inserting, addressing, and poly or paper wrapping as additional features that can increases the
utilisation of the system and improves the justification for the investment.

Buhrs Co-Mailer

The Buhrs Group:
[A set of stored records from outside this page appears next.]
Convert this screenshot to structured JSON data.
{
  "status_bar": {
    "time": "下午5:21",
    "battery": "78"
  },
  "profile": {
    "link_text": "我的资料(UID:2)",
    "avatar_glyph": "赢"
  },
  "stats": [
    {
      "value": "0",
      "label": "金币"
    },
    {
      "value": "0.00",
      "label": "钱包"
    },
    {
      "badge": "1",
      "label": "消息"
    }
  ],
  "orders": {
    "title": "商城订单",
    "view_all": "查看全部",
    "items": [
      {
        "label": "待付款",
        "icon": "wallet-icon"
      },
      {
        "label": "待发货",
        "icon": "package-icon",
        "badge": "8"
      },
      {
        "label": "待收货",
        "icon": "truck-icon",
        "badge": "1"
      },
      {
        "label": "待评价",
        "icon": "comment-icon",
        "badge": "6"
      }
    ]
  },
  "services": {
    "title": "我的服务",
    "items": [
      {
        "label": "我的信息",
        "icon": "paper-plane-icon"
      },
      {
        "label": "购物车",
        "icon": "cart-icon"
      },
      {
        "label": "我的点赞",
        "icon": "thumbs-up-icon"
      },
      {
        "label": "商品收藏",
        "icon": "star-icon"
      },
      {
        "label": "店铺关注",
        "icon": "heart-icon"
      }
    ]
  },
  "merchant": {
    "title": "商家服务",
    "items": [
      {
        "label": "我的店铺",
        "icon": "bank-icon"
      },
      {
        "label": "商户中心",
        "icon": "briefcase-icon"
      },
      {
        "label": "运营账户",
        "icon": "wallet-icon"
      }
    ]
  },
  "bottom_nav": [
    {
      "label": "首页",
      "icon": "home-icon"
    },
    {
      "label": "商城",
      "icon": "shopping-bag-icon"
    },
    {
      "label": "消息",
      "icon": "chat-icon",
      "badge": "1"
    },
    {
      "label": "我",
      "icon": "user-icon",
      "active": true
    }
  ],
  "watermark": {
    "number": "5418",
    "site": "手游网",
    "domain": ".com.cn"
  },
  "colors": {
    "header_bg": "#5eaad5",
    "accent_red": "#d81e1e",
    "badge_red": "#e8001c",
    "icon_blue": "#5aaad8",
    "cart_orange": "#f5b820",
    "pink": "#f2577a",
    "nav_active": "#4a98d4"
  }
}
The Netherlands • Buhrs Mailing Solutions BV • Zaandam • Phone: +31 (0)75 7990600
• Buhrs-Zaandam BV• Zaandam • Phone: +31 (0)75 7990600
• Buhrs-Fulfillment Systems BV • Zaandam • Phone: +31 (0)75 7990600
Germany • Buhrs-ITM GmbH • Löhne • Phone: +49 (0)5731 7440
• Buhrs DACH • Löhne • Phone: +49 (0)5731 7440
China • Buhrs Shanghai Ltd. • Shanghai • Phone: +86 (0)21 68878999
France • Buhrs France SNC • Evry Cedex • Phone: +33 (0)1 69113821
Japan • Buhrs Japan KK • Yokohama • Phone: +81 (0)45 4751258
• Buhrs Japan KK • Osaka • Phone: +81 (0)6 63927111
UK • Buhrs UK Ltd. • Basingstoke • Phone: +44 (0)1256 329191
USA • Buhrs Americas, Inc. • Minneapolis • Phone: +1 (0)763 5579100